We asked Hélène L'Heuillet, a prominent French philosopher and psychoanalyst, to help us understand how fear works and how we can control it in light of this weekend's horrific events.
This article originally appeared on VICE France
It is an understatement to say that the mood in France is grim. Faced again with the aftermath of horrific terrorist acts, French Prime Minister Manuel Valls said his country was at "war against terrorism, against jihadism, against radical Islamism." Ordinary Parisians are in shock, either staying at home and waiting for the panic and grief to pass, or going out to demonstrate that life must go on even in the face of unspeakable violence.
In an effort to understand and control the fear that many of are feeling, we reached out to Hélène L'Heuillet, a prominent French philosopher and psychoanalyst.
VICE: Why do you think the terrorists targeted mainly young people?
Hélène L'Heuillet: You know, this is the typical weapon of fear. The most prominent attacks, the ones that sow fear, often affect the youth most. One can remember the bombing of a casino in Algiers, for example.
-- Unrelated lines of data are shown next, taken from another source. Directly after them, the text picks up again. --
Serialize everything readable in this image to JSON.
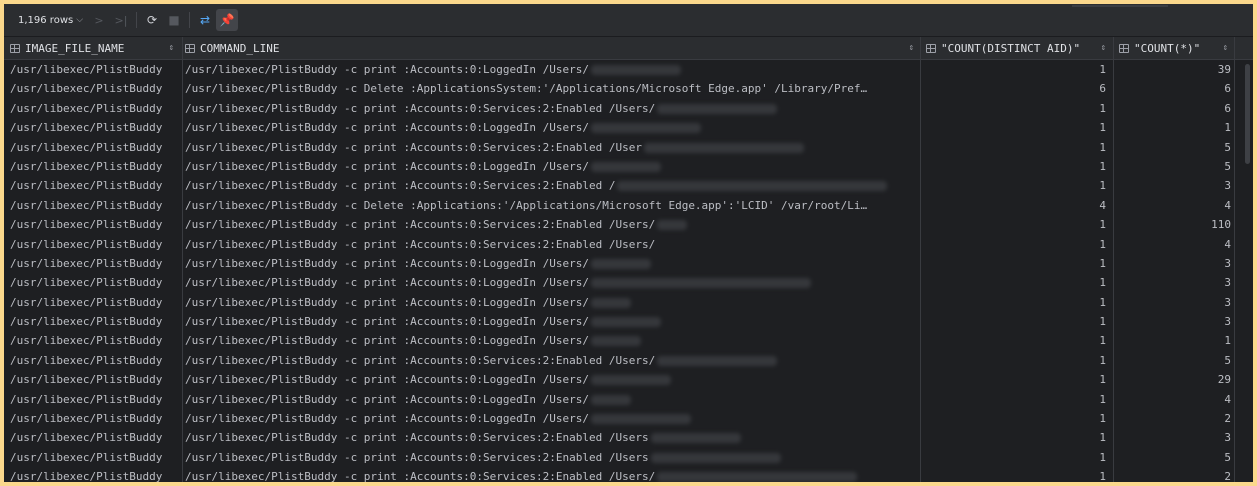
{
  "toolbar": {
    "rows_label": "1,196 rows",
    "icons": [
      "chevron-down-icon",
      "next-page-icon",
      "last-page-icon",
      "refresh-icon",
      "stop-icon",
      "transpose-icon",
      "pin-icon"
    ]
  },
  "columns": [
    {
      "name": "IMAGE_FILE_NAME"
    },
    {
      "name": "COMMAND_LINE"
    },
    {
      "name": "\"COUNT(DISTINCT AID)\""
    },
    {
      "name": "\"COUNT(*)\""
    }
  ],
  "rows": [
    {
      "image": "/usr/libexec/PlistBuddy",
      "cmd": "/usr/libexec/PlistBuddy -c print :Accounts:0:LoggedIn /Users/",
      "aid": "1",
      "count": "39"
    },
    {
      "image": "/usr/libexec/PlistBuddy",
      "cmd": "/usr/libexec/PlistBuddy -c Delete :ApplicationsSystem:'/Applications/Microsoft Edge.app' /Library/Pref…",
      "aid": "6",
      "count": "6"
    },
    {
      "image": "/usr/libexec/PlistBuddy",
      "cmd": "/usr/libexec/PlistBuddy -c print :Accounts:0:Services:2:Enabled /Users/",
      "aid": "1",
      "count": "6"
    },
    {
      "image": "/usr/libexec/PlistBuddy",
      "cmd": "/usr/libexec/PlistBuddy -c print :Accounts:0:LoggedIn /Users/",
      "aid": "1",
      "count": "1"
    },
    {
      "image": "/usr/libexec/PlistBuddy",
      "cmd": "/usr/libexec/PlistBuddy -c print :Accounts:0:Services:2:Enabled /User",
      "aid": "1",
      "count": "5"
    },
    {
      "image": "/usr/libexec/PlistBuddy",
      "cmd": "/usr/libexec/PlistBuddy -c print :Accounts:0:LoggedIn /Users/",
      "aid": "1",
      "count": "5"
    },
    {
      "image": "/usr/libexec/PlistBuddy",
      "cmd": "/usr/libexec/PlistBuddy -c print :Accounts:0:Services:2:Enabled /",
      "aid": "1",
      "count": "3"
    },
    {
      "image": "/usr/libexec/PlistBuddy",
      "cmd": "/usr/libexec/PlistBuddy -c Delete :Applications:'/Applications/Microsoft Edge.app':'LCID' /var/root/Li…",
      "aid": "4",
      "count": "4"
    },
    {
      "image": "/usr/libexec/PlistBuddy",
      "cmd": "/usr/libexec/PlistBuddy -c print :Accounts:0:Services:2:Enabled /Users/",
      "aid": "1",
      "count": "110"
    },
    {
      "image": "/usr/libexec/PlistBuddy",
      "cmd": "/usr/libexec/PlistBuddy -c print :Accounts:0:Services:2:Enabled /Users/",
      "aid": "1",
      "count": "4"
    },
    {
      "image": "/usr/libexec/PlistBuddy",
      "cmd": "/usr/libexec/PlistBuddy -c print :Accounts:0:LoggedIn /Users/",
      "aid": "1",
      "count": "3"
    },
    {
      "image": "/usr/libexec/PlistBuddy",
      "cmd": "/usr/libexec/PlistBuddy -c print :Accounts:0:LoggedIn /Users/",
      "aid": "1",
      "count": "3"
    },
    {
      "image": "/usr/libexec/PlistBuddy",
      "cmd": "/usr/libexec/PlistBuddy -c print :Accounts:0:LoggedIn /Users/",
      "aid": "1",
      "count": "3"
    },
    {
      "image": "/usr/libexec/PlistBuddy",
      "cmd": "/usr/libexec/PlistBuddy -c print :Accounts:0:LoggedIn /Users/",
      "aid": "1",
      "count": "3"
    },
    {
      "image": "/usr/libexec/PlistBuddy",
      "cmd": "/usr/libexec/PlistBuddy -c print :Accounts:0:LoggedIn /Users/",
      "aid": "1",
      "count": "1"
    },
    {
      "image": "/usr/libexec/PlistBuddy",
      "cmd": "/usr/libexec/PlistBuddy -c print :Accounts:0:Services:2:Enabled /Users/",
      "aid": "1",
      "count": "5"
    },
    {
      "image": "/usr/libexec/PlistBuddy",
      "cmd": "/usr/libexec/PlistBuddy -c print :Accounts:0:LoggedIn /Users/",
      "aid": "1",
      "count": "29"
    },
    {
      "image": "/usr/libexec/PlistBuddy",
      "cmd": "/usr/libexec/PlistBuddy -c print :Accounts:0:LoggedIn /Users/",
      "aid": "1",
      "count": "4"
    },
    {
      "image": "/usr/libexec/PlistBuddy",
      "cmd": "/usr/libexec/PlistBuddy -c print :Accounts:0:LoggedIn /Users/",
      "aid": "1",
      "count": "2"
    },
    {
      "image": "/usr/libexec/PlistBuddy",
      "cmd": "/usr/libexec/PlistBuddy -c print :Accounts:0:Services:2:Enabled /Users",
      "aid": "1",
      "count": "3"
    },
    {
      "image": "/usr/libexec/PlistBuddy",
      "cmd": "/usr/libexec/PlistBuddy -c print :Accounts:0:Services:2:Enabled /Users",
      "aid": "1",
      "count": "5"
    },
    {
      "image": "/usr/libexec/PlistBuddy",
      "cmd": "/usr/libexec/PlistBuddy -c print :Accounts:0:Services:2:Enabled /Users/",
      "aid": "1",
      "count": "2"
    }
  ]
}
As such, the 11th Arrondissement is an ideal target in Paris. It is a neighborhood filled with young people, and the Bataclan [the theater attacked by the terrorists] is a symbol of the district. Attacking it with a single hit, you achieve hundreds of shots: hurt families, annihilate a potential that lies in every single young, etc. In addition, you attack the notion of partying, a symbol of an alleged Western decadence.
These terrorists also consider Western youth as the paragons of modern sin.
Yes, and in this denunciation lies the revolutionary aspect of the Islamic State's ideology. Its criticism of capitalism is everywhere. The organization has consistently vilified the Western materialism, its presumed hedonism, etc.
A hedonism that the IS binds to idolatry—a notion that the group has strongly criticized in its statements after the attacks.
It should be understood that the attack at the Eagles of Death Metal concert was not by chance. This American band represents a lot that the terrorists hate. Moreover, relation between the band and its public is unacceptable for the Islamic State. Remember when Osama bin Laden said, "We love death, you love life." It was a push of his condemnation of idolatry up to denunciation of idolatry of life.
Fear seems to be one of the keys for better comprehending a reason for the group's attacks.
During so-called conventional wars, fear is an inherent consequence of the conflict. The ultimate objective of the war is not to arouse fear among populations, but to triumph over the enemy.
Nowadays, fear is at the root of a conflict which is being exported more and more into our territory. The Islamic State knows that it will not reverse French political system with eight attackers. With 9/11, the terrorists knew that the American political system would survive the attacks. It is not important to win. It is important to scare.
As a psychoanalyst, how do you approach the consequences of this fear in individuals?
In my experience, I can tell you that fear isolates. This is one of its characteristics, noticeable among many patients I received on Saturday morning. Their psychic insecurity was real. But this is not new. Wars have always isolated people. Fear locks us in the room, in what is near, immediately visible, and sensitive. Seeing the mobilization among the population after the January attacks [on Charlie Hebdo] helped us understand that people sought, above all, to break from that sense of isolation.
Do you think this fear arises from our misunderstanding of the way terrorists think, which we judge as irrational?
The renunciation of life—an attitude advocated by these terrorists—is indeed the opposite of thinking that is cultivated in the West. At the same time, we must not close our eyes. One of the great fears of our society comes from the fascination that a part of our youth has for IS—a fascination that is not solely within the domain of the irrational.
These young terrorists—even very young in some cases—seek, above all, to find answers to their personal questions, questions inherent to adolescence. Unfortunately, the ideology of IS, provides them with it... This ideology of destruction is totalitarian.
The radical nature of this ideology prevents any external criticism.
Yes, we are speechless before it. Besides, it is enough to listen what people say after the attacks: "It's horrible," and so on. It is extremely difficult to find suitable words. Big totalitarian ideologies have always engendered this sense of helplessness, extreme ineffability.
What about the fear of a new attack—is this likely to fade anytime soon?
For many years, France has not experienced such a situation—probably since the Occupation. It is therefore legitimate to feel such fear. But, you know, a state of war is not a synonym for hysteria. A feeling usually settles and allows people to continue to live their lives. It was also seen after the January attacks. Parisians are not going to hole themselves up at home. It will be the same this time.